With front-row seats for the world’s highest mountains, Nepal is a country-sized adventure playground for lovers of the great outdoors. In the Nepal Himalaya, trekkers can clamber over creaking glaciers and tie prayer flags atop knife-edge mountain passes, before stopping for the night in ancient stone villages, sharing the camaraderie of the trail with a legion of like-minded trekkers over salted butter tea.

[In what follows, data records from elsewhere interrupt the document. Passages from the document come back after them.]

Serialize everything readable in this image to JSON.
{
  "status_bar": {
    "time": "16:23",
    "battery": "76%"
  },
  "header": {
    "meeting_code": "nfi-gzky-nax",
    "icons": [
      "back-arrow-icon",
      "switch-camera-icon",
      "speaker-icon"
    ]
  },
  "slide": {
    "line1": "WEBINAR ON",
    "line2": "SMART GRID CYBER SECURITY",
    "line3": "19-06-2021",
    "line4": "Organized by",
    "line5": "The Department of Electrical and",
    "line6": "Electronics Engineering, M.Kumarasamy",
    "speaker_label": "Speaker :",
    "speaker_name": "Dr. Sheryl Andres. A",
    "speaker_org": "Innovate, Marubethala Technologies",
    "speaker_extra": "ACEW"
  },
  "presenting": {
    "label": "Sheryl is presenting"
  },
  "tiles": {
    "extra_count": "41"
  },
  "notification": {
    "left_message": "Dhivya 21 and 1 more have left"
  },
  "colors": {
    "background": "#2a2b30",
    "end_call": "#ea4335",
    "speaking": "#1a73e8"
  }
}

With Nepal’s fantastic trekking infrastructure, you don’t need to do much more than fly in, arrange a trekking permit, and start walking, but you do need to decide where to go – no easy task in a country with this many mountains. Towering snowy peaks trace the northern reaches of Nepal in a mighty sweep from 7132m Mount Api in the west to 8586m Kanchenjunga in the east. Most trekkers make a beeline for Everest Base Camp, or the looping trek encircling the Annapurna Range near Pokhara, but there are dozens of other treks, some starting within walking distance of the capital, Kathamndu, and others only accessible on challenging camping expeditions with packhorses and guides. Here’s an overview of what to expect from Nepal’s top trekking regions.

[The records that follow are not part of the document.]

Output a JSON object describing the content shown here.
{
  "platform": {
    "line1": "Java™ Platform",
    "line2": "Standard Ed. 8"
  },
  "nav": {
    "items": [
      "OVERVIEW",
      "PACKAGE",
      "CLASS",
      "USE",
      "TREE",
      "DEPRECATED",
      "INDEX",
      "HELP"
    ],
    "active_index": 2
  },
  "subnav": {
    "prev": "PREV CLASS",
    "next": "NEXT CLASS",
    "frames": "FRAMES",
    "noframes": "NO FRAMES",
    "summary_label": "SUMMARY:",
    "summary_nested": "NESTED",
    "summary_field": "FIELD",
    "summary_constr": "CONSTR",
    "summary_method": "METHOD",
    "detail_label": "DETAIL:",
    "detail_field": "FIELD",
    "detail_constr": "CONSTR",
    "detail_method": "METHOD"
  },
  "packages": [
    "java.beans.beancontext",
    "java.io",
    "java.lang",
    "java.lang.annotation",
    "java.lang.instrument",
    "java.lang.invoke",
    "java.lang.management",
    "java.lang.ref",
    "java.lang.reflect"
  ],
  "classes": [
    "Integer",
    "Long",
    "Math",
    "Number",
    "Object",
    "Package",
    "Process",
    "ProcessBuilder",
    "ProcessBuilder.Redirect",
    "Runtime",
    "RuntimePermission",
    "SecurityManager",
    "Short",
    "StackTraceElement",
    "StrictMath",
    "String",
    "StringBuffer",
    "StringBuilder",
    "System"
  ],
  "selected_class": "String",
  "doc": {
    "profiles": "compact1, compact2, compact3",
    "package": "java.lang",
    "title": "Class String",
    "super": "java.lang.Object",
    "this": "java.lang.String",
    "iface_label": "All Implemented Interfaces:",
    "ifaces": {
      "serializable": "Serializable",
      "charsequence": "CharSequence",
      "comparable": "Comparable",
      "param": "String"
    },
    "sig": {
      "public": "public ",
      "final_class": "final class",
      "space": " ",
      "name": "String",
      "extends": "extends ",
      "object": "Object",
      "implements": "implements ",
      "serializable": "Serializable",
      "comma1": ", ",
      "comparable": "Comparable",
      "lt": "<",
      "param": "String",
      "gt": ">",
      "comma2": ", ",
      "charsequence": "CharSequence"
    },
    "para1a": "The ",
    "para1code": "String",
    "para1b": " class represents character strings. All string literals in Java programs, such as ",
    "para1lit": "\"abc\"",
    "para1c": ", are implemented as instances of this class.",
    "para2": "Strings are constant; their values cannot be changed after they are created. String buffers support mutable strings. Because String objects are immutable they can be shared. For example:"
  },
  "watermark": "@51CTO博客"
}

· Buddhist Culture
· Ease Of Trekking
The high-altitude valleys of Solukhumbu. form the main approach route for ascents of Mt Everest (8848m), and Everest Base Camp (EBC), the tent city used by mountaineers attempting the summit, is one of the most famous trekking destinations in the world. This does mean crowds. Up to 1000 trekkers arrive at the tiny mountain airstrip at Lukla every day during the peak trekking months from October to November and March to April, putting sleeping bag space at a premium.

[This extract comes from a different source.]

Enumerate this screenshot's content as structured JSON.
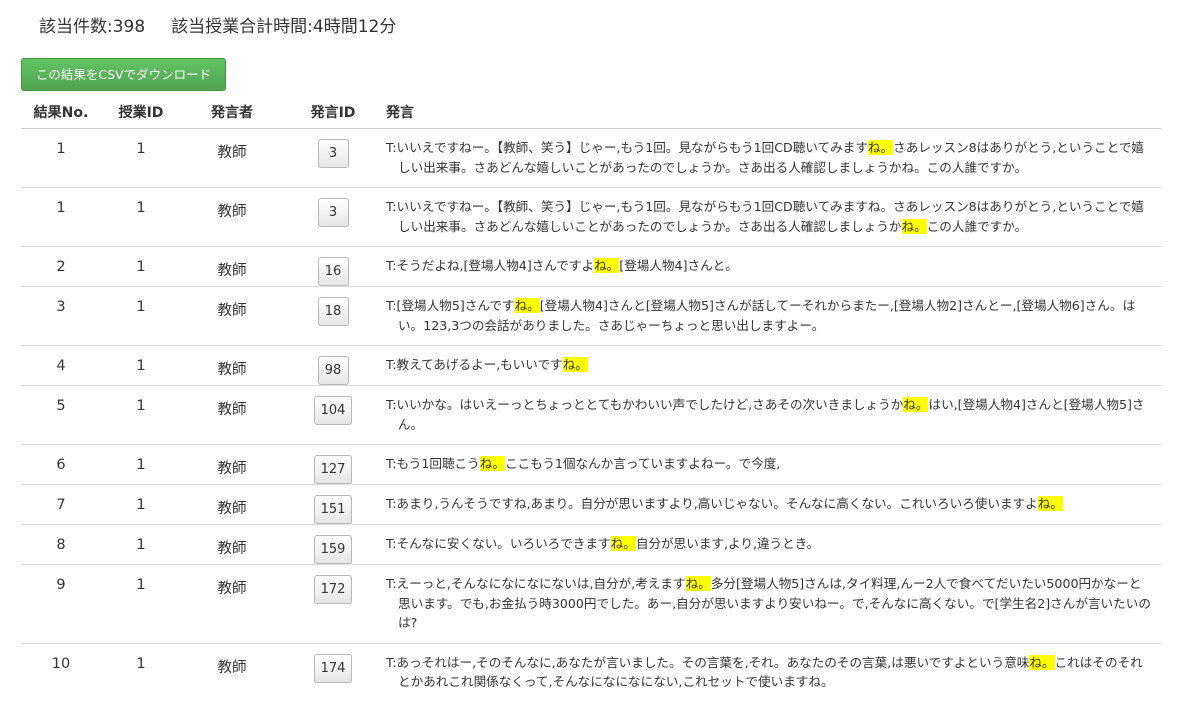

The flip side of popularity is excellent infrastructure. Comfortable trekking lodges flank the entire route from Lukla, and modern-world luxuries such as Snickers bars, hot showers and Wi-Fi internet are available all the way to Base Camp. Factor in ancient Buddhist monasteries, yeti relics and awe-inspiring views of Everest, Ama Dablam and other landmark summits and it’s easy to see the appeal